John McCain is suspending his campaign to return to Washington to deal with the financial crisis:
America this week faces an historic crisis in our financial system. We must pass legislation to address this crisis. If we do not, credit will dry up, with devastating consequences for our economy. People will no longer be able to buy homes and their life savings will be at stake. Businesses will not have enough money to pay their employees. If we do not act, ever corner of our country will be impacted. We cannot allow this to happen.
Last Friday, I laid out my proposal and I have since discussed my priorities and concerns with the bill the Administration has put forward. Senator Obama has expressed his priorities and concerns. This morning, I met with a group of economic advisers to talk about the proposal on the table and the steps that we should take going forward. I have also spoken with members of Congress to hear their perspective.
It has become clear that no consensus has developed to support the Administration’s proposal. I do not believe that the plan on the table will pass as it currently stands, and we are running out of time.
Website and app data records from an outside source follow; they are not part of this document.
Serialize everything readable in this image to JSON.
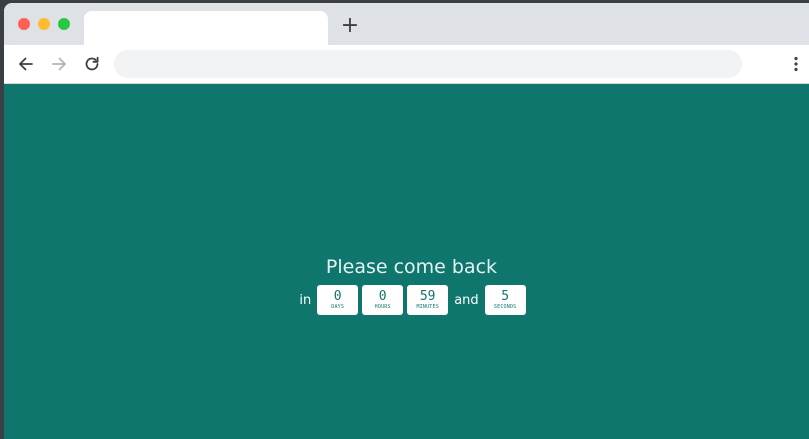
{
  "browser": {
    "tab_title": "",
    "new_tab_label": "+",
    "address": {
      "value": "",
      "placeholder": ""
    }
  },
  "page": {
    "message": "Please come back",
    "prefix": "in",
    "connector": "and",
    "countdown": {
      "days": {
        "value": "0",
        "label": "DAYS"
      },
      "hours": {
        "value": "0",
        "label": "HOURS"
      },
      "minutes": {
        "value": "59",
        "label": "MINUTES"
      },
      "seconds": {
        "value": "5",
        "label": "SECONDS"
      }
    },
    "colors": {
      "background": "#0f766e",
      "box": "#ffffff",
      "text": "#e6f2f1"
    }
  }
}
Tomorrow morning, I will suspend my campaign and return to Washington after speaking at the Clinton Global Initiative. I have spoken to Senator Obama and informed him of my decision and have asked him to join me.
Why? Well, for all the reasons of political advantage, of course.
But that's not all. As ABC reported this morning, Congress seems paralyzed, waiting for McCain to act:
ABC News' George Stephanopoulos reports: If Republican presidential candidate Sen. John McCain doesn't vote for the Bush administration's $700 billion economic bailout plan, some Republican and Democratic congressional leaders tell ABC News the plan won't pass.
"If McCain doesn't come out for this, it's over," a Top House Republican tells ABC News.
A Democratic leadership source says that White House Chief of Staff Josh Bolten has been told that Democratic votes will not be there if McCain votes no -- that there is no deal if McCain doesn't go along.
Charlie Gibson: "So this really rests on McCain's shoulders?"
George Stephanopoulous: "And it's not a free vote for him Charlie...if he goes no, this package will likely fail and he will bear the consequence for that."
So in suspending his campaign, McCain rises to the challenge, and rides in to the rescue.
But now Harry Reid isn't so sure:
A Democrat tells ABC News that in a phone call late this afternoon, Senate Majority Leader Harry Reid, D-Nev., told Sen. John McCain, R-Ariz., that it would NOT be helpful for him to come back to Washington, DC, to work on the Wall Street bailout bill.
McCain this afternoon suspended his campaign and said he would skip the first presidential debate in order to return to Capitol Hill to work on the log jammed Bush administration legislation, which as of Wednesday afternoon was in peril. ...
McCain had phoned Reid to ask about the prospects of him, Sen. Barack Obama, D-Ill., and others to sit down and work together on hammering out a bipartisan proposal.
"Sorry," Reid said to him, a Democrat close to Reid says.
Apparently McCain's campaign slogan of "Country First" is more than just a slogan, while Democrats like Reid have no idea how to operate outside of slogans, none of which include the idea of putting country first.
And yes, we'll probably hear, "He'd rather lose and election to save the economy, than win an election and lose the economy" more than a few times in the coming days and weeks.
As a slogan? Sure, no doubt.
But does McCain mean it outside of just a slogan? We think so.
Congress wants to put the weight of the world on his shoulders to lessen their collective burden in this crisis, and McCain is saying in response:
I’ve been an imperfect servant of my country for many years. But I have been her servant first, last and always. ...
I’m not running for president because I think I’m blessed with such personal greatness that history has anointed me to save our country in its hour of need. My country saved me. My country saved me, and I cannot forget it. And I will fight for her for as long as I draw breath, so help me God.